The UK’s Financial Conduct Authority said it had temporarily suspended Evraz from trading pending clarification of the impact of UK sanctions. Later Thursday afternoon, Evraz said he did not believe the sanctions against Mr. Abramovich applied to the company. It clarifies that in the last five years, two directors have been appointed by Mr. Abramovich, and that it therefore does not consider him to be a person exercising effective control over the company. Evraz said it only supplies steel to the infrastructure and construction sectors.
The acquisition of Chelsea by Mr Abramovich in 2003 was the start of a wider madness in London. He bought several luxury properties, including a 15-bedroom mansion on a street in London nicknamed “Millionaires’ Row”. He also bought many works of art and one of the largest yachts in the world.

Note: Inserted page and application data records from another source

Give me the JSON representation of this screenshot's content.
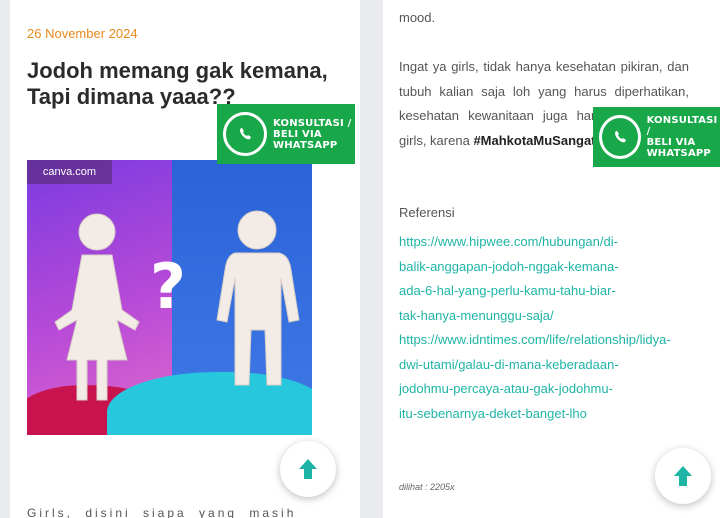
{
  "left": {
    "date": "26 November 2024",
    "title": "Jodoh memang gak kemana, Tapi dimana yaaa??",
    "image_source": "canva.com",
    "cut_text": "Girls, disini siapa yang masih jomblo"
  },
  "whatsapp_badge": {
    "line1": "KONSULTASI /",
    "line2": "BELI VIA",
    "line3": "WHATSAPP",
    "color": "#18a84a"
  },
  "right": {
    "mood": "mood.",
    "body_text": "Ingat ya girls, tidak hanya kesehatan pikiran, dan tubuh kalian saja loh yang harus diperhatikan, kesehatan kewanitaan juga harus diperhatikan girls, karena",
    "hashtag": "#MahkotaMuSangatBerarti.",
    "ref_label": "Referensi",
    "ref_lines": [
      "https://www.hipwee.com/hubungan/di-",
      "balik-anggapan-jodoh-nggak-kemana-",
      "ada-6-hal-yang-perlu-kamu-tahu-biar-",
      "tak-hanya-menunggu-saja/",
      "https://www.idntimes.com/life/relationship/lidya-",
      "dwi-utami/galau-di-mana-keberadaan-",
      "jodohmu-percaya-atau-gak-jodohmu-",
      "itu-sebenarnya-deket-banget-lho"
    ],
    "views": "dilihat : 2205x"
  },
  "colors": {
    "date": "#e8891c",
    "link": "#1fb5a6",
    "scroll_arrow": "#1fb5a6"
  },
  "icons": {
    "whatsapp": "whatsapp-icon",
    "scroll_top": "arrow-up-icon"
  }
}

SHARE YOUR THOUGHTS
Will sanctions against Russian oligarchs be effective in pressuring Vladimir Putin to end the war? Join the conversation below.

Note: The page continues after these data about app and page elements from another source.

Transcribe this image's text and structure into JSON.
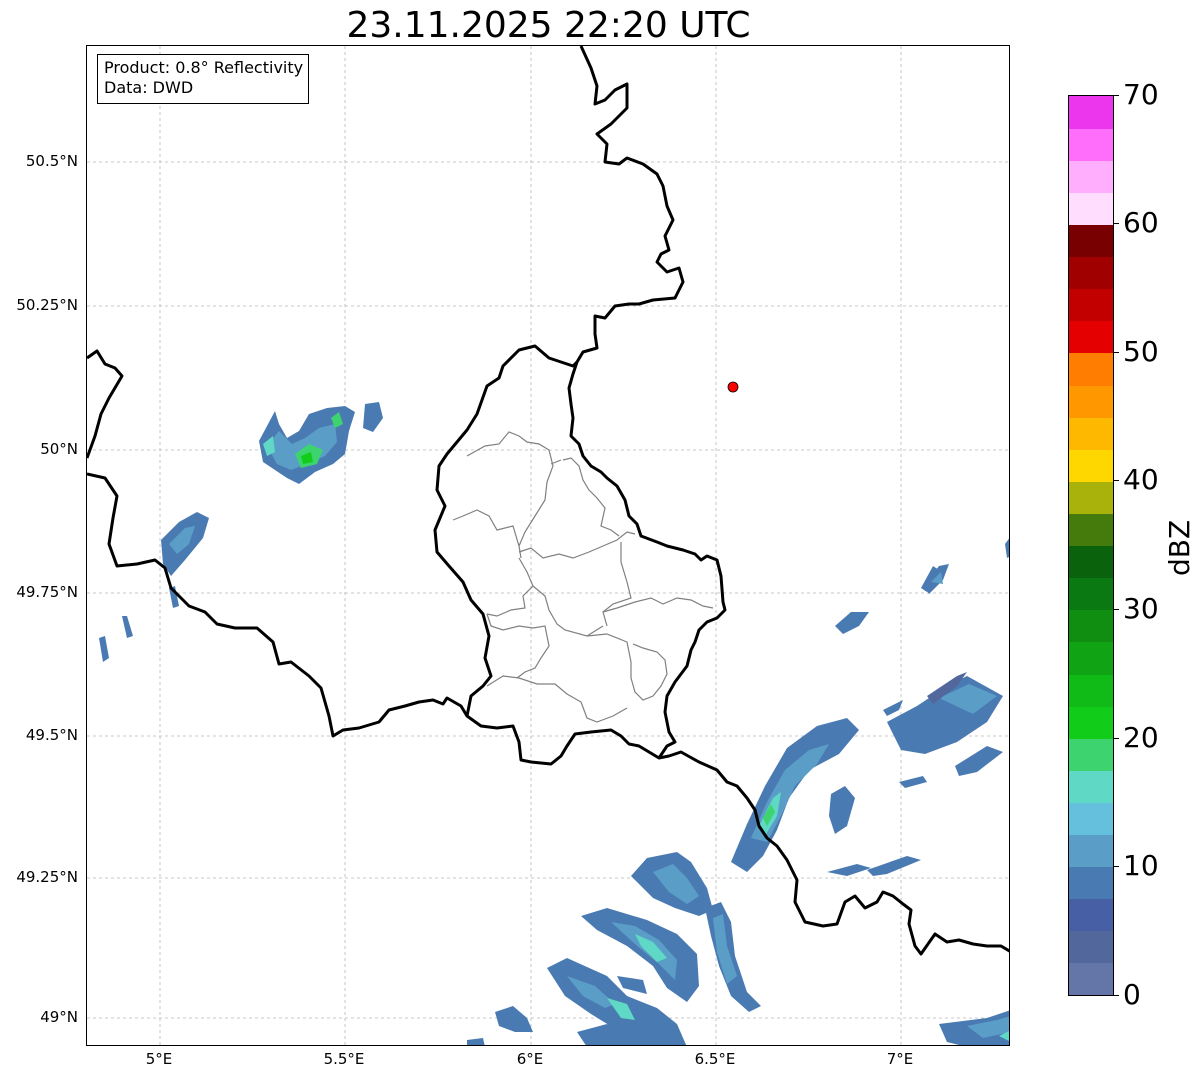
{
  "title": "23.11.2025 22:20 UTC",
  "info": {
    "product": "Product: 0.8° Reflectivity",
    "data": "Data: DWD"
  },
  "map": {
    "lon_range": [
      4.8,
      7.3
    ],
    "lat_range": [
      48.95,
      50.7
    ],
    "lat_ticks": [
      {
        "value": 50.5,
        "label": "50.5°N"
      },
      {
        "value": 50.25,
        "label": "50.25°N"
      },
      {
        "value": 50.0,
        "label": "50°N"
      },
      {
        "value": 49.75,
        "label": "49.75°N"
      },
      {
        "value": 49.5,
        "label": "49.5°N"
      },
      {
        "value": 49.25,
        "label": "49.25°N"
      },
      {
        "value": 49.0,
        "label": "49°N"
      }
    ],
    "lon_ticks": [
      {
        "value": 5.0,
        "label": "5°E"
      },
      {
        "value": 5.5,
        "label": "5.5°E"
      },
      {
        "value": 6.0,
        "label": "6°E"
      },
      {
        "value": 6.5,
        "label": "6.5°E"
      },
      {
        "value": 7.0,
        "label": "7°E"
      }
    ],
    "radar_site": {
      "lon": 6.55,
      "lat": 50.11,
      "color": "#ff0000"
    },
    "gridlines": true
  },
  "colorbar": {
    "label": "dBZ",
    "min": 0,
    "max": 70,
    "tick_labels": [
      "0",
      "10",
      "20",
      "30",
      "40",
      "50",
      "60",
      "70"
    ],
    "colors": [
      "#6475a7",
      "#52689d",
      "#4760a5",
      "#4a7ab2",
      "#5a9ec8",
      "#64c0dc",
      "#60d8c6",
      "#3dd470",
      "#12cc1a",
      "#10bb18",
      "#10a414",
      "#0f8e12",
      "#0b7912",
      "#0a630c",
      "#457a0d",
      "#a8b20a",
      "#fed700",
      "#ffb800",
      "#ff9800",
      "#ff7d00",
      "#e40000",
      "#c20000",
      "#a10000",
      "#780000",
      "#ffddff",
      "#ffaefd",
      "#ff6efa",
      "#ec36ee"
    ]
  }
}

The 553ft yacht, called Eclipse, reported on Thursday evening that its last position was near Madeira, close to West Africa, according to ship tracking sites FleetMon and MarineTraffic. He had previously given his location to Philipsburg, in the Netherlands Antilles, in the Caribbean. Another of his yachts, the 460ft-long My Solaris, departed earlier this week from Barcelona, where it had been moored for three months, according to tracking sites. On Thursday, the ship was sailing south of the Sicilian port of Ragusa.
Mr. Abramovich, a college dropout orphaned at a young age, made his money in the oil business. He partners with Boris Berezovsky, a mathematician turned entrepreneur who has close ties to former President Boris Yeltsin. The two merged their oil interests to create OAO Sibneft, which was later privatized.
The deal turned Mr. Abramovich into a multi-billionaire. After creating Sibneft,
he then helped found Rusal, the world’s second-largest aluminum group.
The UK government has said Mr Abramovich and Mr Putin have had a close relationship for decades and the tycoon has benefited financially from that relationship. This included tax breaks received by companies linked to him, the purchase and sale of shares from and to the Russian state at favorable rates and contracts his companies received in the run-up to the World Cup. football 2018, said the government.
—Benoit Faucon contributed to this article.
Corrections & Amplifications
Roman Abramovich acquired Chelsea in 2003. An earlier version of this article misspelled the football club’s name as Chelsa. (Corrected March 10)
Write to Max Colchester at [email protected]
Copyright ©2022 Dow Jones & Company, Inc. All rights reserved. 87990cbe856818d5eddac44c7b1cdeb8